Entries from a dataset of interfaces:
--- START ---

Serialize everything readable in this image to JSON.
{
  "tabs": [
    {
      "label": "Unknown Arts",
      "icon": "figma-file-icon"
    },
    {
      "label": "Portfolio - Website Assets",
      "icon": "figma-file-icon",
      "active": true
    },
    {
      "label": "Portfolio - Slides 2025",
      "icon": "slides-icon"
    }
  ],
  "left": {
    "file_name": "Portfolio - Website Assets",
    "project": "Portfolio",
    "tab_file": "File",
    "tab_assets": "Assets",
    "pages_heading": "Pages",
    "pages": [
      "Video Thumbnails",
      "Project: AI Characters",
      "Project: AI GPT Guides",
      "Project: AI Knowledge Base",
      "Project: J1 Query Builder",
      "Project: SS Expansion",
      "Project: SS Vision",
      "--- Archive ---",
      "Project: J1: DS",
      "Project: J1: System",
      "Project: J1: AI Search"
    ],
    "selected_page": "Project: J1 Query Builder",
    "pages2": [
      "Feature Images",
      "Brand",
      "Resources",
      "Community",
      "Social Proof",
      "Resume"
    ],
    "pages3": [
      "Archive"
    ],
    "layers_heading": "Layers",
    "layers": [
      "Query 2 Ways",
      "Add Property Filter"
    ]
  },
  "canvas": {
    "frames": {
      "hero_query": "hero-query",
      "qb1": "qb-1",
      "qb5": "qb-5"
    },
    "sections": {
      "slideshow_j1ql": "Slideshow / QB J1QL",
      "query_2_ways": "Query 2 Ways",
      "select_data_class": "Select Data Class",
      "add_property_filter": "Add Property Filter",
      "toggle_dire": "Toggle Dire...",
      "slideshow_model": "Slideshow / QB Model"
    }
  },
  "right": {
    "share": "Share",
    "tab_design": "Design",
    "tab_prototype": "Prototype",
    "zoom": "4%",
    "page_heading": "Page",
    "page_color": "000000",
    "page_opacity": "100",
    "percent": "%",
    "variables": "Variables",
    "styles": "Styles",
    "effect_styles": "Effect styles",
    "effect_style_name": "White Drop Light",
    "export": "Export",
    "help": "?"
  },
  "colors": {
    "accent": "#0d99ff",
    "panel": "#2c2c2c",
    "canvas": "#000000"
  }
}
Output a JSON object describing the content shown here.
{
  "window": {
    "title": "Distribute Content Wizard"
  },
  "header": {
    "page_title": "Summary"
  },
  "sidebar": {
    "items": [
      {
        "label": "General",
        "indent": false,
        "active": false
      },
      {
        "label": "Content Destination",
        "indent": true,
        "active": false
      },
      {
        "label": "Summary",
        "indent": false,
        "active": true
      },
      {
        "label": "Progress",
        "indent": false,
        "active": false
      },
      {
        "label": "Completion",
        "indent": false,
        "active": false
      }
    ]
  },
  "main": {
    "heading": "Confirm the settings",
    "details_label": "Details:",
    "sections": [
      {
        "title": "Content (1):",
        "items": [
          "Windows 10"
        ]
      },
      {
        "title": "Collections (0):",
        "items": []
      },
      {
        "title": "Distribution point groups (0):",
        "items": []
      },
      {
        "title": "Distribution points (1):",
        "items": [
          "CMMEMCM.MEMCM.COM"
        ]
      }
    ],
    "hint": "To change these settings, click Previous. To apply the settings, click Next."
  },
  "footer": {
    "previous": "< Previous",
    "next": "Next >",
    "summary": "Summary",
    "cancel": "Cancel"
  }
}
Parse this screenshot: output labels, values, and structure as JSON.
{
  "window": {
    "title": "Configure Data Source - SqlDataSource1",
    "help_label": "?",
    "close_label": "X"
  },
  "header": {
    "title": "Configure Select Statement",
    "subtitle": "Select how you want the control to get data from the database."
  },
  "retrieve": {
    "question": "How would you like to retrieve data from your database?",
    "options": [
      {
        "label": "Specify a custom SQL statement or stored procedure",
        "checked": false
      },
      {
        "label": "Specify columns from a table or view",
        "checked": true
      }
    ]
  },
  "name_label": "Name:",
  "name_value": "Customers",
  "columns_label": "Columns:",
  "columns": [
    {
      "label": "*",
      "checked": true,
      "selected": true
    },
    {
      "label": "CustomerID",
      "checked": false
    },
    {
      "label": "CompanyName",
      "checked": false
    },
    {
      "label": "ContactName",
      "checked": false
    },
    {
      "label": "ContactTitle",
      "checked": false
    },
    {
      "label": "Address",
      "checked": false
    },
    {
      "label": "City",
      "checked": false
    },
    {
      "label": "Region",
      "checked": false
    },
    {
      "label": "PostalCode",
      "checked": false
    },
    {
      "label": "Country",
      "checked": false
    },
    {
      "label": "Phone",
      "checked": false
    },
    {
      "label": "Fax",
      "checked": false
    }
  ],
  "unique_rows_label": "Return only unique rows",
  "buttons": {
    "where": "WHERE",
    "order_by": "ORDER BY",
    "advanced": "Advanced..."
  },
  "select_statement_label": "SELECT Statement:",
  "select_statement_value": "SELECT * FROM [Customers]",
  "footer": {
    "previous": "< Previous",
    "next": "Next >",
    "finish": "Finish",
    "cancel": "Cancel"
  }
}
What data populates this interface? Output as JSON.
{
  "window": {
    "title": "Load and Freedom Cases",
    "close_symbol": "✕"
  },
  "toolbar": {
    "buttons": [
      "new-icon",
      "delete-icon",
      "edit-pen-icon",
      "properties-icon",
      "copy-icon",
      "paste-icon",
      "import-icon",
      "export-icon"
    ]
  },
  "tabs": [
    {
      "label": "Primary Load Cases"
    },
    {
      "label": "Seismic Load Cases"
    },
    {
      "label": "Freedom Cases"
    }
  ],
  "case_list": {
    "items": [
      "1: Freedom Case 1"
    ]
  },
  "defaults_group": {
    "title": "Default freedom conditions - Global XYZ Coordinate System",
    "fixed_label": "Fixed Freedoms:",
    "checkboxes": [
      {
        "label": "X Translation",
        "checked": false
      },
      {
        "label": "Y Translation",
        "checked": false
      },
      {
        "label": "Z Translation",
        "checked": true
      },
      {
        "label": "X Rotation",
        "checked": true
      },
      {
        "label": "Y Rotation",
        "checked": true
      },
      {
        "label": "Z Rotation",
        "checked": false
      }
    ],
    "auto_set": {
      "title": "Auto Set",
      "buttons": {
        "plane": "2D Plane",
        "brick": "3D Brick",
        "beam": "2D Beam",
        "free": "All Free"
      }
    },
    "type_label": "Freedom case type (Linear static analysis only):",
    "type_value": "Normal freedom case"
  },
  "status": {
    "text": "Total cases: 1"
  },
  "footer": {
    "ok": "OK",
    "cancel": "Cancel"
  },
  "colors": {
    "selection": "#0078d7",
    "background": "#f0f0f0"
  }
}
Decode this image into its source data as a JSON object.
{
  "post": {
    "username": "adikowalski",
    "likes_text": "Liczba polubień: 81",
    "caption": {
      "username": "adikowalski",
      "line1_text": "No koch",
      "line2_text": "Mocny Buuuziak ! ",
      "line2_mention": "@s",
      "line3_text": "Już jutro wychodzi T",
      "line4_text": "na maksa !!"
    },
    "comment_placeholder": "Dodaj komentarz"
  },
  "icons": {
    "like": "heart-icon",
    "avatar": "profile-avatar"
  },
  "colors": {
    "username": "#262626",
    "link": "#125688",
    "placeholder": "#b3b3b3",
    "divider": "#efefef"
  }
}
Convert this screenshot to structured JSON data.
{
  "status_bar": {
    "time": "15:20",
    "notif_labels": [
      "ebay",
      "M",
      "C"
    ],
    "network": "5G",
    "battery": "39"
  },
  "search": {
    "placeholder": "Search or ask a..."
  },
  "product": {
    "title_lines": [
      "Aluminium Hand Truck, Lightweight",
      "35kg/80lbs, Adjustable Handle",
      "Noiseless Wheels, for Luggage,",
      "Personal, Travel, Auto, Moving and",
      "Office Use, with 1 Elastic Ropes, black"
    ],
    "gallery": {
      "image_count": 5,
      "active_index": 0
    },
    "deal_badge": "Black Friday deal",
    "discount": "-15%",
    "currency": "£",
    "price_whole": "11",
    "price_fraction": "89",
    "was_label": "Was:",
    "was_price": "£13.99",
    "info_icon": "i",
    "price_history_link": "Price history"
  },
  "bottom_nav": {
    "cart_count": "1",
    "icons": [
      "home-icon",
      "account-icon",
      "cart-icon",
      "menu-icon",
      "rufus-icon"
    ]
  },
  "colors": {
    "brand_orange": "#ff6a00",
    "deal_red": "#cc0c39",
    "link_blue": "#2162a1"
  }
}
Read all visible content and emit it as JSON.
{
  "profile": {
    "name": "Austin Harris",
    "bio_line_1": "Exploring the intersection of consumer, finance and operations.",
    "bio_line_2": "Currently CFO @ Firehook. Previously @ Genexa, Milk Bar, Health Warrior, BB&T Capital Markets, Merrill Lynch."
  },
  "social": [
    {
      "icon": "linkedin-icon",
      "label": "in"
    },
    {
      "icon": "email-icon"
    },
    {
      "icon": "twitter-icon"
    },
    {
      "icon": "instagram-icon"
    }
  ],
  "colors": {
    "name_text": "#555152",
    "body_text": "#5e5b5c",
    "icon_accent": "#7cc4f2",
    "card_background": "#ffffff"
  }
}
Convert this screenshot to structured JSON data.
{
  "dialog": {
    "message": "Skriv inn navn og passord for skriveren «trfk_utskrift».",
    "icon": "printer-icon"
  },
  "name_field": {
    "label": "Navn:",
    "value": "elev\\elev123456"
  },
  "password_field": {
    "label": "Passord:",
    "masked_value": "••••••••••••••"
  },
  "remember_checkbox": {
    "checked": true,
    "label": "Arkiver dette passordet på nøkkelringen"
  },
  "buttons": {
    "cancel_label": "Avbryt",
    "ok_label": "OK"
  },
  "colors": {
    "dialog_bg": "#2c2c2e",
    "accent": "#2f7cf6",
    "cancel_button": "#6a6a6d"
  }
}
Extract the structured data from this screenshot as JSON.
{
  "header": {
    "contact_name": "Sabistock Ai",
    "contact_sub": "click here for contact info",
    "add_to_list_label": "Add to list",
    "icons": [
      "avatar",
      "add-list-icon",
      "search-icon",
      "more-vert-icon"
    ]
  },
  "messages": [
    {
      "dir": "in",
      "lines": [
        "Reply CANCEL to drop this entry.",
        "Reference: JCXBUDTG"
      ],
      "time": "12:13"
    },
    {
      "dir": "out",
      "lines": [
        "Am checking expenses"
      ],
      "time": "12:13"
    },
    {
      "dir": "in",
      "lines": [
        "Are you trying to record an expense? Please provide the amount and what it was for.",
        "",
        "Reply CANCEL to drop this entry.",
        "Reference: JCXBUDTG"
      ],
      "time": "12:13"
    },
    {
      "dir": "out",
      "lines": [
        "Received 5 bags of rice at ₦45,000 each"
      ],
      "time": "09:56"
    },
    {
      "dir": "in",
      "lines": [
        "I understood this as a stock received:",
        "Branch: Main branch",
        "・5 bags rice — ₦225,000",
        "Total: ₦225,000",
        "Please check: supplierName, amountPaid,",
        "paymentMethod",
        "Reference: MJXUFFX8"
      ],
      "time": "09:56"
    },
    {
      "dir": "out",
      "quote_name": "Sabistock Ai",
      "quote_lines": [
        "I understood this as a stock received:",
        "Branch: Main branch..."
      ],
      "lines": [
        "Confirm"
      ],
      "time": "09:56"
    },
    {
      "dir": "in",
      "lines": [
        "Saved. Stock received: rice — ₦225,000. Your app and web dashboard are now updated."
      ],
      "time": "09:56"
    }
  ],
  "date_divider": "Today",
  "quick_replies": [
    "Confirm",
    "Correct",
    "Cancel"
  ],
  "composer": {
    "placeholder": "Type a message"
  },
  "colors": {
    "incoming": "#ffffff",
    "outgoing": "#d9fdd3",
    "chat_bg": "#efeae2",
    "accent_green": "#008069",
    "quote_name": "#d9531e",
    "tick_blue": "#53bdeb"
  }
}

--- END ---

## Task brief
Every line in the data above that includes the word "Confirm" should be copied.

## Worked solution
    "heading": "Confirm the settings",
        "Confirm"
    "Confirm",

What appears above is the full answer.